“Our horses were our strength. They really empowered our people in every way, spiritually, emotionally, physically,” Tom Ziegler, a First Nations horseman, said in an interview with a Nebraska station KETV.
Ziegler had travelled back to the reservation he grew up on to help youths who are battling addiction and mental health issues to connect with horses. “We’ve got so far away from our traditional ways that our people are lost,” Ziegler added.
Closer to home, an equine assisted therapy (EAT) program in Sudbury is helping First Nations women who have experienced trauma and violence. The Shkagamik-Kwe Health Centre, which focuses on urban indigenous women, held two sessions this summer.
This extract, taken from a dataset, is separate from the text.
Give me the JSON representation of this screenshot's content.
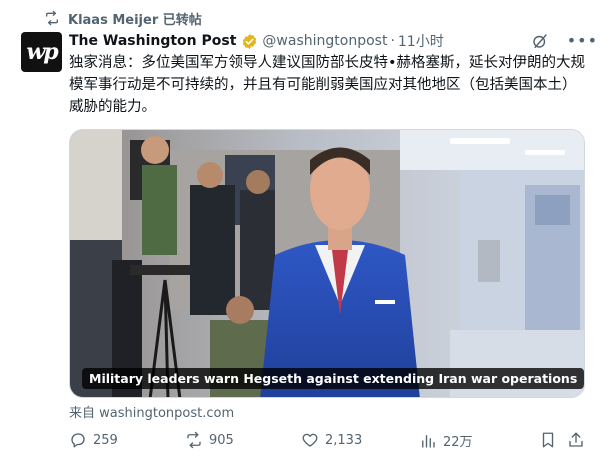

The program was headed up by social worker Marcia Manitowabi, has been running a youth EAT program. She told CBC News, “Really being able to give them a chance to use their voice and to be part of this, because I know how much these horses help people.”
The program at the Shkagamik-Kwe Health Centre involved pairing each woman with one horse and giving them time to groom and build trust with the animals. Then the women had to guide their horses through obstacles. Some of the participants had never been near a horse before.
Manitowabi told the news outlet that she witnessed changes in many of the women after only one session. “I think it was so successful. I felt so relieved and happy [afterwards]… Just to see so many of these women really connecting with the horses, smiling, talking, and I felt we had such a good connection.”
Read the full article here.
On the other side of the country, and as reported by Horse Canada, the Tl’etinqox First Nation in British Colombia were given $1.9 million in federal government funding, plus additional funds from the provincial government, to buy land and build an equine facility. The program will include riding and horse care and seeks to teach “life skills, mentorship, Indigenous teachings and qualified professional support to address the roots of trauma through the power of healing with land and horses.” The facility is expected to open this fall.
EAT, or equine assisted learning (EAL), has received a lot of attention from the mainstream media and even in movies and television. Studies have shown that it works for various mental health issues including PTSD, addiction, autism and eating disorders, to name a few. Working with horses also helps people – young and old – learn leadership skills and gain confidence.
In a 2008 study, Horse as Healer: An Examination of Equine Assisted Learning in the Healing of First Nations Youth from Solvent Abuse, the authors wrote extensively of the horse’s specific role in indigenous lives. “According to the Elders, it is believed by some First Nations that all animals have a spirit whose purpose is to guide and help individuals. The animal spirit is integral to survival and therefore this devout relationship with the animal spirit is viewed as personally significant to each individual. The horse spirit is a friend and teaches about sharing and the profound sacredness found within the act of sharing. The horse program gives the youth some sense of a connection with another life form. It fosters a connection that is based on the horse’s ability to sense a person’s spirit which becomes a unique and personal experience for each of the youth. Through the horse, the youth may be provided with opportunities to reflect on spirit and identity, and apply an interpretation that is meaningful in their own growth and self understanding.”
It’s a philosophy that any horse lover, of any background, can attest to. Horses give us peace and comfort as well as joy. And they also provide therapy when its needed, even to the teachers and coaches of EAT. Back in the spring after Ziegler’s wife passed away, he mounted up with about a dozen or so other riders and headed out on a 400-mile trail ride from Kansas to South Dakota to help him cope with his grief.
“They’re healing, they really are healing,” Ziegler said.